BRIEF:
Write each line below back out exactly, omitting its pictures.

Data records for software interfaces:
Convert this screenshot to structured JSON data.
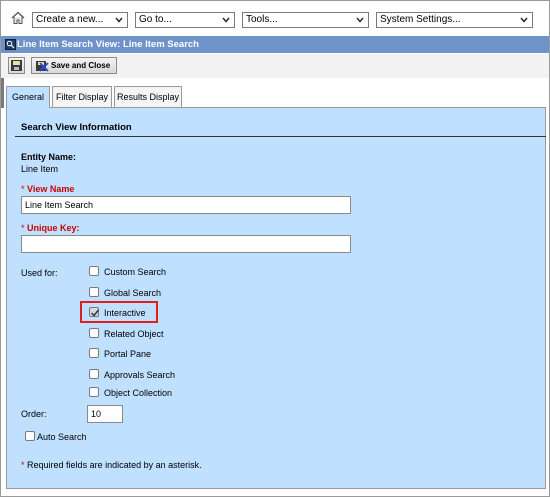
{
  "topbar": {
    "home_icon": "home-icon",
    "create_new": "Create a new...",
    "go_to": "Go to...",
    "tools": "Tools...",
    "system_settings": "System Settings..."
  },
  "titlebar": {
    "title": "Line Item Search View: Line Item Search"
  },
  "toolbar": {
    "save_close_label": "Save and Close"
  },
  "tabs": [
    {
      "label": "General",
      "active": true
    },
    {
      "label": "Filter Display",
      "active": false
    },
    {
      "label": "Results Display",
      "active": false
    }
  ],
  "form": {
    "section_title": "Search View Information",
    "entity_name_label": "Entity Name:",
    "entity_name_value": "Line Item",
    "required_marker": "*",
    "view_name_label": "View Name",
    "view_name_value": "Line Item Search",
    "unique_key_label": "Unique Key:",
    "unique_key_value": "",
    "used_for_label": "Used for:",
    "used_for_options": [
      {
        "label": "Custom Search",
        "checked": false
      },
      {
        "label": "Global Search",
        "checked": false
      },
      {
        "label": "Interactive",
        "checked": true
      },
      {
        "label": "Related Object",
        "checked": false
      },
      {
        "label": "Portal Pane",
        "checked": false
      },
      {
        "label": "Approvals Search",
        "checked": false
      },
      {
        "label": "Object Collection",
        "checked": false
      }
    ],
    "order_label": "Order:",
    "order_value": "10",
    "auto_search_label": "Auto Search",
    "auto_search_checked": false,
    "required_note": "Required fields are indicated by an asterisk."
  },
  "colors": {
    "title_bar": "#6e93c8",
    "panel": "#bfe0ff",
    "required": "#cc0000",
    "highlight": "#e0201b"
  }
}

RESPONSE AREA:
Convert this screenshot to structured JSON data.
{
  "topbar": {
    "home_icon": "home-icon",
    "create_new": "Create a new...",
    "go_to": "Go to...",
    "tools": "Tools...",
    "system_settings": "System Settings..."
  },
  "titlebar": {
    "title": "Line Item Search View: Line Item Search"
  },
  "toolbar": {
    "save_close_label": "Save and Close"
  },
  "tabs": [
    {
      "label": "General",
      "active": true
    },
    {
      "label": "Filter Display",
      "active": false
    },
    {
      "label": "Results Display",
      "active": false
    }
  ],
  "form": {
    "section_title": "Search View Information",
    "entity_name_label": "Entity Name:",
    "entity_name_value": "Line Item",
    "required_marker": "*",
    "view_name_label": "View Name",
    "view_name_value": "Line Item Search",
    "unique_key_label": "Unique Key:",
    "unique_key_value": "",
    "used_for_label": "Used for:",
    "used_for_options": [
      {
        "label": "Custom Search",
        "checked": false
      },
      {
        "label": "Global Search",
        "checked": false
      },
      {
        "label": "Interactive",
        "checked": true
      },
      {
        "label": "Related Object",
        "checked": false
      },
      {
        "label": "Portal Pane",
        "checked": false
      },
      {
        "label": "Approvals Search",
        "checked": false
      },
      {
        "label": "Object Collection",
        "checked": false
      }
    ],
    "order_label": "Order:",
    "order_value": "10",
    "auto_search_label": "Auto Search",
    "auto_search_checked": false,
    "required_note": "Required fields are indicated by an asterisk."
  },
  "colors": {
    "title_bar": "#6e93c8",
    "panel": "#bfe0ff",
    "required": "#cc0000",
    "highlight": "#e0201b"
  }
}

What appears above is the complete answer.